Lula Café put Logan Square on the map serving locally sourced fare on its inventive menu, you’ll find long lines at brunch and dinnertime, but we enjoyed a quiet weekday breakfast with no wait and no crowds
We had our best meal of the trip at tiny Giant. The narrow space is perennially packed thanks to fried uni shooters, homemade biscuits with jalapeno butter, crab salad with waffle fries, drool-worthy pasta and pecan-smoked baby back ribs.
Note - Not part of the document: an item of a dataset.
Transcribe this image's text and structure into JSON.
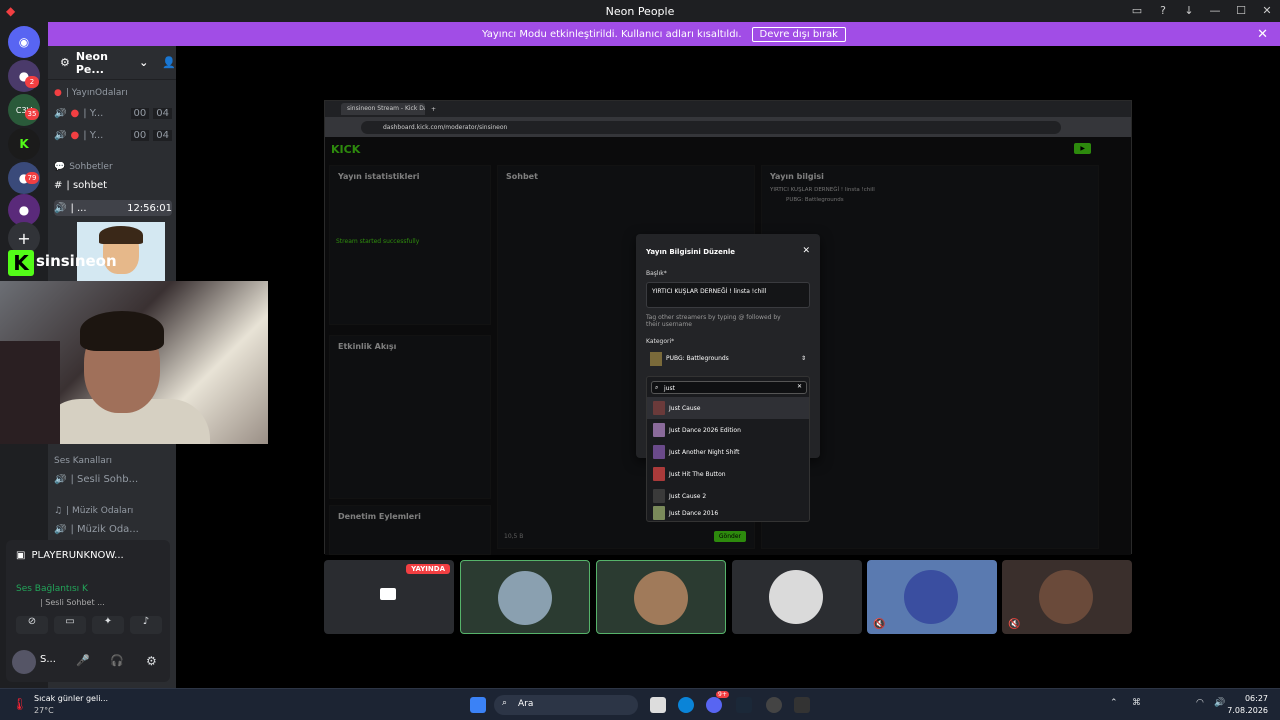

Come hungry and order as many small plates as your tablemates will allow. (If you wind up waiting as we did--our table was lingering and who can blame them--head to corner lounge Scofflaw for an artisan cocktail)
Fat Rice can be credited for bringing Macau cuisine into the spotlight. (a fusion of Chinese-Portuguese influences) Though everything on the menu sounds great, the namesake dish of Arroz Gordo (fat rice) is the draw, resembling paella on steroids.
Daytripper 365 shares the best guide to Cabo San LucasRead More
Sometimes we haven’t been there, done that. When a friend called asking for tips on Mykonos, we couldn’t help her as our information from some 20 odd years ago (backpacking after college) was just a little out of date. Then we remembered a friend of a friend, a very chic woman who has a house on the island for over 20 years who was more than willing to help. This is what Daytripper is all about - word of mouth from trusted sources.
Hotel Info: I steer friends to stay at three different hotels depending on what they are looking for. Santa Marina has a private beach, quite decent and there’s a large pool. It’s not far from town and it’s the most similar to a resort that we have on Mykonos. Cavo Tagoo is not on the beach, but it's across the street from the sea. Everything is very white, a design and décor that works for grown ups (I wouldn’t stay here with young kids.) There's a pool but I suggest you go to different beaches every day. It’s also pretty close to town. If you want to stay in town, there is the Belvedere Hotel; it's a small boutique hotel with a stunning Nobu restaurant. You can then go to beaches during the day and not have to drive at night, a good plus after a late night dinner and dancing.
Best Beaches: I love Agios Sostis, though it’s not organized, by which I mean there’s no umbrellas, etc. But, there’s a tiny taverna called Kiki's that doesn’t take reservations, everyone waits, EVERYONE. Lia Beach is 30 minutes from town, it’s organized with umbrellas and there’s a taverna on the beach. The water is lovely. If you’re looking for something low key, Kalafatis Beach is a great place to enjoy the water - it’s very local with a taverna that’s just OK.
Lunchtime Beach Eats: Spilia is a restaurant on the beach in a cave. It's great-- really fab--you must book ahead of time. Definitely go. On Ftelia Beach, Alemagou is the coolest restaurant, another don’t miss. It’s not the nicest beach on the island, but people still swim there. Nammos on Psarou Beach is a complete scene...it’s like St. Tropez’s Club 55, but on steroids... totally full on. The water is beautiful and it is something to experience--at least once during your stay. On Kalo Livadi, an organized beach there is a good taverna as well. I love going to Fokos Beach; it’s a mix of locals and cool people, the closest to what Mýkonos was many years ago. There are no loungers’ or umbrellas, but there is a simple taverna that we like very much. The owners spent a lot of money refurbishing Panormos, there’s a good restaurant and you can arrange beach seating. Finally, Scorpios restaurant is very cool…almost too cool… great food, great vibe, very cool peeps, must book. Must go.
Whether you live in the U.S. or are visiting from another country, Washington D.C. is a must see. Boasting some of the best restaurants, boutique hotels, monuments, and museums in America, you could easily spend months exploring and never see (or eat!) the same thing twice.Read More
Here are Daytripper’s highlights of an ideal day enjoying the Californian lifestyle at its best.Read More